▸ **Exercise aim**
Could you output exactly the lines running from the one containing "What data populates" to the final line of the listing below, leaving out pictures?

/---

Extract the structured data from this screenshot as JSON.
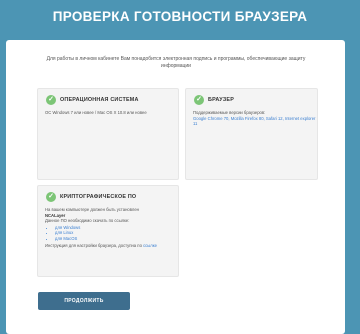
{
  "header": {
    "title": "ПРОВЕРКА ГОТОВНОСТИ БРАУЗЕРА"
  },
  "intro": {
    "text": "Для работы в личном кабинете Вам понадобится электронная подпись и программы, обеспечивающие защиту информации"
  },
  "cards": {
    "os": {
      "title": "ОПЕРАЦИОННАЯ СИСТЕМА",
      "text": "ОС Windows 7 или новее / Mac OS X 10.8 или новее"
    },
    "browser": {
      "title": "БРАУЗЕР",
      "text": "Поддерживаемые версии браузеров:",
      "browsers": "Google Chrome 70, Mozilla Firefox 80, Safari 12, Internet explorer 11"
    },
    "crypto": {
      "title": "КРИПТОГРАФИЧЕСКОЕ ПО",
      "line1": "На вашем компьютере должен быть установлен",
      "product": "NCALayer",
      "line2": "Данное ПО необходимо скачать по ссылке:",
      "links": [
        "для Windows",
        "для Linux",
        "для MacOS"
      ],
      "footer": "Инструкция для настройки браузера, доступна по",
      "footer_link": "ссылке"
    }
  },
  "button": {
    "label": "ПРОДОЛЖИТЬ"
  },
  "colors": {
    "header_bg": "#4c95b4",
    "check": "#7cc576",
    "button": "#3e6e8e",
    "link": "#3a7fd1"
  },
  "icons": {
    "check": "check-circle-icon"
  }
}
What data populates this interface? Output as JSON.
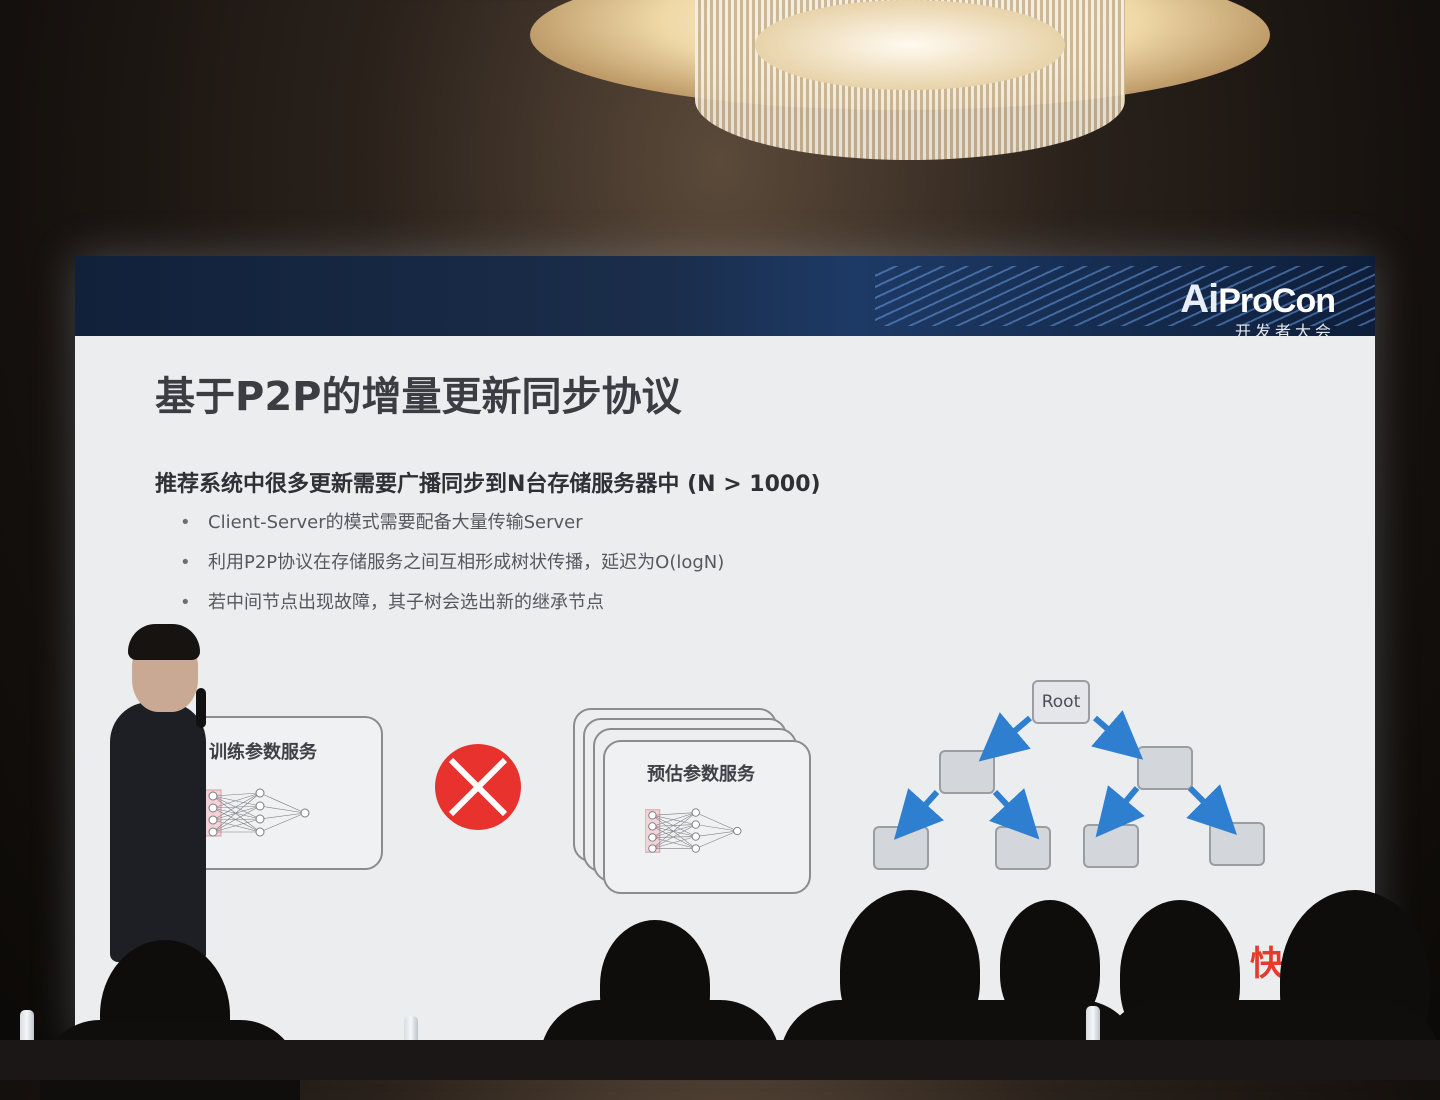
{
  "slide": {
    "logo_main": "ProCon",
    "logo_prefix": "Ai",
    "logo_sub": "开发者大会",
    "title": "基于P2P的增量更新同步协议",
    "subtitle": "推荐系统中很多更新需要广播同步到N台存储服务器中 (N > 1000)",
    "bullets": [
      "Client-Server的模式需要配备大量传输Server",
      "利用P2P协议在存储服务之间互相形成树状传播，延迟为O(logN)",
      "若中间节点出现故障，其子树会选出新的继承节点"
    ],
    "diagram": {
      "training_label": "训练参数服务",
      "serving_label": "预估参数服务",
      "root_label": "Root"
    },
    "brand_partial": "快"
  },
  "colors": {
    "banner": "#12213a",
    "cross": "#e8322e",
    "arrow": "#2f7fd1",
    "slide_bg": "#ecedef"
  }
}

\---

▸ **Response to this task**
What data populates this interface? Output as JSON.
{
  "slide": {
    "logo_main": "ProCon",
    "logo_prefix": "Ai",
    "logo_sub": "开发者大会",
    "title": "基于P2P的增量更新同步协议",
    "subtitle": "推荐系统中很多更新需要广播同步到N台存储服务器中 (N > 1000)",
    "bullets": [
      "Client-Server的模式需要配备大量传输Server",
      "利用P2P协议在存储服务之间互相形成树状传播，延迟为O(logN)",
      "若中间节点出现故障，其子树会选出新的继承节点"
    ],
    "diagram": {
      "training_label": "训练参数服务",
      "serving_label": "预估参数服务",
      "root_label": "Root"
    },
    "brand_partial": "快"
  },
  "colors": {
    "banner": "#12213a",
    "cross": "#e8322e",
    "arrow": "#2f7fd1",
    "slide_bg": "#ecedef"
  }
}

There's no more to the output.